On the Today programme this morning George Osborne dismissed the inflation threat “Actually the problem at the moment is too little money… That’s why the independent monetary policy committee came to its judgement” Is that really true?
The MPC has failed for 60 months in a row to meet its inflation target of 2%, inflation will probably come in at 5% next month. That clearly isn’t a deflation problem, it is an inflation problem which gives savers and pensioners on fixed incomes negative real interest rates, deliberately halving the real value of their pensions in little over a decade. That isn’t an unfortunate consequence of government policy, it is a deliberate policy aim because it also halves the government’s debts in real terms as well.
Those dangerous radicals at SAGA, the retirees organisation, are describing QE as a “Titanic Disaster“,
“QE2 will damage pensions, impoverish pensioners and ultimately risk another crash. Inflation depletes spending power. It does not create growth. This inflation has undermined confidence and caused consumers to retrench, which has actually weakened the economy. The authorities must take heed of these dangers before it’s too late.”
The Monetary Policy Committee is simply no longer even trying to contain inflation, the Federal Reserve in Washington and the Bank of England in London are, in concert with their respective treasuries, deliberately letting inflation go to solve the government debt crisis on the backs of pensioners and prudent savers. The only reason they don’t say it explicitly is because if inflation expectations were to be higher it would feed, reflexively, into even still higher inflation. That is why Mervyn King has disingenuously claimed for 5 years that inflation is “a blip”. Some blip…
This from the party of sound money will hit a key voter demographic hardest, the demographic that is most loyal in voting for the Conservative Party, affluent retirees. David Cameron’s conference speech last week was nowhere near as good as his 2008 speech:
I believe that government’s main economic duty is to ensure sound money and low taxes. Sound money means controlling inflation, keeping spending under control and getting debt down. So we will rein in private borrowing by correcting that big mistake made by Gordon Brown, and restoring the Bank of England’s power to limit debt in the economy.
In government and at the Chancellor’s behest we are seeing the printing of money on a scale never seen before, inflation is uncontrolled, spending is rising, debt is being encouraged to rise.

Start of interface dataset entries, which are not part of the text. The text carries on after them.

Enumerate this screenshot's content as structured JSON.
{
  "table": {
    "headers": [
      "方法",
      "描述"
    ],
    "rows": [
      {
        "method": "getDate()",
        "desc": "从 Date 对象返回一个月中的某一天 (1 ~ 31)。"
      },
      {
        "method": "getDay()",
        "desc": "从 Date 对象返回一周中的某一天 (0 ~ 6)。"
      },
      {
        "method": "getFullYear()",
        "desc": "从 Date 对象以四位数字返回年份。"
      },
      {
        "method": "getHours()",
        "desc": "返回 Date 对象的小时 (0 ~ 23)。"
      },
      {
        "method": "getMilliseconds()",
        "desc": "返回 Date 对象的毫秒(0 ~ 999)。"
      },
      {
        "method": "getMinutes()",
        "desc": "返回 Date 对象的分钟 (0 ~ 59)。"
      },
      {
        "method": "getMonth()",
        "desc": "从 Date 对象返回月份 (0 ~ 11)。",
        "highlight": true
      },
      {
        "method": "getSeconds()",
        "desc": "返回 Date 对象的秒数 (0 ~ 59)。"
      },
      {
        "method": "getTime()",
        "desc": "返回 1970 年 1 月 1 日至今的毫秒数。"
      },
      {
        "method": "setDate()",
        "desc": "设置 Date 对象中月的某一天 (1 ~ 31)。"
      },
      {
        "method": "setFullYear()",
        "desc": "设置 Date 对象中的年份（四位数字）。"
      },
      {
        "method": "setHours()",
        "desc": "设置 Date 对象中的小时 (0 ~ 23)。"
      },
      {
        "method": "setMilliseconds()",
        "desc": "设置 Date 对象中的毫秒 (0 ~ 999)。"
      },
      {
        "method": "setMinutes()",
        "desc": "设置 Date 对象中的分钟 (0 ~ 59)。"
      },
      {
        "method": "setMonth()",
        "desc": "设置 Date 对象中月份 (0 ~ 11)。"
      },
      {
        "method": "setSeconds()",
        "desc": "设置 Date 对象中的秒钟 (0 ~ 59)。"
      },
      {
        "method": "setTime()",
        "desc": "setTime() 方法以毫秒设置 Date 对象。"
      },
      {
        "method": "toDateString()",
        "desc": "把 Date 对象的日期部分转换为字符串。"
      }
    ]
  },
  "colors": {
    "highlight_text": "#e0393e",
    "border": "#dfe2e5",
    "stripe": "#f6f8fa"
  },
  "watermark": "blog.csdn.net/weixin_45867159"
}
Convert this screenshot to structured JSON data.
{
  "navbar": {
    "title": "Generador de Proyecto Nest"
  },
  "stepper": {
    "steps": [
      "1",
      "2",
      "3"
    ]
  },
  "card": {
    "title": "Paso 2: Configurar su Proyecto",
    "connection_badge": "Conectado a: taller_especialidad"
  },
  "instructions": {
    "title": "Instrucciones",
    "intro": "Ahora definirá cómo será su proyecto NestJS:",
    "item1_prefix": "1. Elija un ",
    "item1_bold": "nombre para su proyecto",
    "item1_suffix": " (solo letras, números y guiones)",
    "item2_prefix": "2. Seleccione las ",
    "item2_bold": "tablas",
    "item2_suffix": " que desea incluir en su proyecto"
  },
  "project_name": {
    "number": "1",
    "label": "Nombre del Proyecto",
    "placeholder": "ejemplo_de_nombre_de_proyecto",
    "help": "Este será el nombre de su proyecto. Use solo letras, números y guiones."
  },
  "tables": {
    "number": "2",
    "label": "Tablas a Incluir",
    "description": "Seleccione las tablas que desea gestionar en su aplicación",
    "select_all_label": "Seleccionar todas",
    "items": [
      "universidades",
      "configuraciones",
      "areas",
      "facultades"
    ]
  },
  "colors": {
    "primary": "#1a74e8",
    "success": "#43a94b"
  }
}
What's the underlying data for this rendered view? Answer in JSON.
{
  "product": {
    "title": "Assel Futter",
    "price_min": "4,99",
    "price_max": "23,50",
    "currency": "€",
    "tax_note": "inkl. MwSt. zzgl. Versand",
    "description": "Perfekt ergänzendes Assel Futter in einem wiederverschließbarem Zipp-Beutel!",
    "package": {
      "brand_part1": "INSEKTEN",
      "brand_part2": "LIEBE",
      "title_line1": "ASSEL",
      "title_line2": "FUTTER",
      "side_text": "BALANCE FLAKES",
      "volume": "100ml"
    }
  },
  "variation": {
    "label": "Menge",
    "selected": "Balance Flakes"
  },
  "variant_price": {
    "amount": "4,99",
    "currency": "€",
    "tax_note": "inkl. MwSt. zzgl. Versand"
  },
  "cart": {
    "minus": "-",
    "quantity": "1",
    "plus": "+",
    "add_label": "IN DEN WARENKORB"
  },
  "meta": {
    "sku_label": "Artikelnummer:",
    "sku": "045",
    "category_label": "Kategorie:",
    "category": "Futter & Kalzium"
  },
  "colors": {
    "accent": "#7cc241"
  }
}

The Chancellor plans to facilitate more private borrowing from the Treasury by poor corporate credit risks and the Bank of England now holds on its books a third of all the government debt outstanding with no credible plan to unwind the hundreds of billions in QE driven government gilt purchases. Sound money? What a joke.